**ASSIGNED TASK**
Every line of the records below that holds the word "JSON" belongs in the answer.
Content starts
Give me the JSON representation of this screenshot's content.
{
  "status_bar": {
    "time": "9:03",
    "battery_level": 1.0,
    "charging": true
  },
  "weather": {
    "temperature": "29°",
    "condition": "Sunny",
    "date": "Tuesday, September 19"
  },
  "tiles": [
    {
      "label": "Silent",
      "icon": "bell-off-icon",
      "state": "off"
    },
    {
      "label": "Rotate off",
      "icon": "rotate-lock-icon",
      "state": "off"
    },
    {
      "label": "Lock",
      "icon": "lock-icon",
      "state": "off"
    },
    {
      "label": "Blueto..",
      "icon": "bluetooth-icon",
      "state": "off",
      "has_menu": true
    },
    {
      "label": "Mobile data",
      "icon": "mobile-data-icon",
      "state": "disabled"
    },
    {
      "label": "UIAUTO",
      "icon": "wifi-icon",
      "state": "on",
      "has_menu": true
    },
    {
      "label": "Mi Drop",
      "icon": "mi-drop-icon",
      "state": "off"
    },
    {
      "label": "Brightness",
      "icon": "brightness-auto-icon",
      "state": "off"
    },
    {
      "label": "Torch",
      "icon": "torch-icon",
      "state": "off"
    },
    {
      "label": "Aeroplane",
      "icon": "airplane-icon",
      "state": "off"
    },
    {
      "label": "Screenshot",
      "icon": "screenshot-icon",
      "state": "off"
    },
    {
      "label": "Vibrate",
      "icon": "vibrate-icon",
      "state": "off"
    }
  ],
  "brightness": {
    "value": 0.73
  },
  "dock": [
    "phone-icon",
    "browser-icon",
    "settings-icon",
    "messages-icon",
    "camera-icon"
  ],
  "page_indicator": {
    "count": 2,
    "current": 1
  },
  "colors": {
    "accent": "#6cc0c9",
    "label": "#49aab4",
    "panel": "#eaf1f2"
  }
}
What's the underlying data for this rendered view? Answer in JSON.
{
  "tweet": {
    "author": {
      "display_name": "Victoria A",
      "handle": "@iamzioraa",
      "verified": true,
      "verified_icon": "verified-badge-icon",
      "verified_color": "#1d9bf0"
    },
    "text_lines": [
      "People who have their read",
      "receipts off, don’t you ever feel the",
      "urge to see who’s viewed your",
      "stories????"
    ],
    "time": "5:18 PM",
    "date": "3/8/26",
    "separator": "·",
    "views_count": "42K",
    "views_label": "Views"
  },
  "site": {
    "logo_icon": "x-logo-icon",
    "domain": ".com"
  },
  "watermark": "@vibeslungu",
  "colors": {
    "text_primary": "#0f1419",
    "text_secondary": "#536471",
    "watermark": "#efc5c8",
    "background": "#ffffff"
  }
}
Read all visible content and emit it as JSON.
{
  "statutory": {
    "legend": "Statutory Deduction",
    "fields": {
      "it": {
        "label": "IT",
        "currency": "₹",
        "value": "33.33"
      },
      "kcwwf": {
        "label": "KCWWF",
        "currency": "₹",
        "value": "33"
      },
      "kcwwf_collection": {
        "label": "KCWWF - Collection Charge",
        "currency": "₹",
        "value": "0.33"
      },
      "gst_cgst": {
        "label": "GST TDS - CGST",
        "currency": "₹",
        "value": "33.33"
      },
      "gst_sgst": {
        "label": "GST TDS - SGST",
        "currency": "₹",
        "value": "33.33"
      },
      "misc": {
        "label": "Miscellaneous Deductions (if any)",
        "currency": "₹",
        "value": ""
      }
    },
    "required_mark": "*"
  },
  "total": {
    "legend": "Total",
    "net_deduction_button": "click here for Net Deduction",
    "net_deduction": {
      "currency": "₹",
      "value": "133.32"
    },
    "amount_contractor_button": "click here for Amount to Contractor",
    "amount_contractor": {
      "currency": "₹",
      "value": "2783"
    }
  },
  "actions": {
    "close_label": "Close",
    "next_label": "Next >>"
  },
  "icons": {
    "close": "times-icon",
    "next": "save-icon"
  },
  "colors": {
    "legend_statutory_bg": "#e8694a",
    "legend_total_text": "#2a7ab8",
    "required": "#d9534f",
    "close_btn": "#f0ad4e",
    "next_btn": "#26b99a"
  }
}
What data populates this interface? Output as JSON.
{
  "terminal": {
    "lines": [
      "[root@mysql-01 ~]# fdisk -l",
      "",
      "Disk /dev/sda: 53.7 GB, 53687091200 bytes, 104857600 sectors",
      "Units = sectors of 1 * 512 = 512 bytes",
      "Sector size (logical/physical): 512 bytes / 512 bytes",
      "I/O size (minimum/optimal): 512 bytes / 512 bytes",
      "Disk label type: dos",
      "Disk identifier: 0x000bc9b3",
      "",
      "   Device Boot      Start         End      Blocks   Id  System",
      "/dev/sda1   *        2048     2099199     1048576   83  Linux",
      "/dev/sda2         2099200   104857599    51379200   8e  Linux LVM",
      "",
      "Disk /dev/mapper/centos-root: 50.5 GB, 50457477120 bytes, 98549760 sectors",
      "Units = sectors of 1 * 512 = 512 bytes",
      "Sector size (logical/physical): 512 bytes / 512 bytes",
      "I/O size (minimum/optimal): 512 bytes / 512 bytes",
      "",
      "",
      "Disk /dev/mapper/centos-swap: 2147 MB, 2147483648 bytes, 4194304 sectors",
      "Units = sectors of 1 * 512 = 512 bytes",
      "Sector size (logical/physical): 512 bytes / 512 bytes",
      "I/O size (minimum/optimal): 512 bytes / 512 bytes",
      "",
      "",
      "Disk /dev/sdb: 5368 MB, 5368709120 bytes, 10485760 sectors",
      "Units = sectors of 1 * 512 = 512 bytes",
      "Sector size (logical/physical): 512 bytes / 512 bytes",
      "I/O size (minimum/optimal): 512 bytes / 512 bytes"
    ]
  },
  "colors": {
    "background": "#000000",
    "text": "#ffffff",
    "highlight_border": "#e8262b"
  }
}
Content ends
**ANSWER TO THE EXERCISE**
Give me the JSON representation of this screenshot's content.
What's the underlying data for this rendered view? Answer in JSON.
Read all visible content and emit it as JSON.
What data populates this interface? Output as JSON.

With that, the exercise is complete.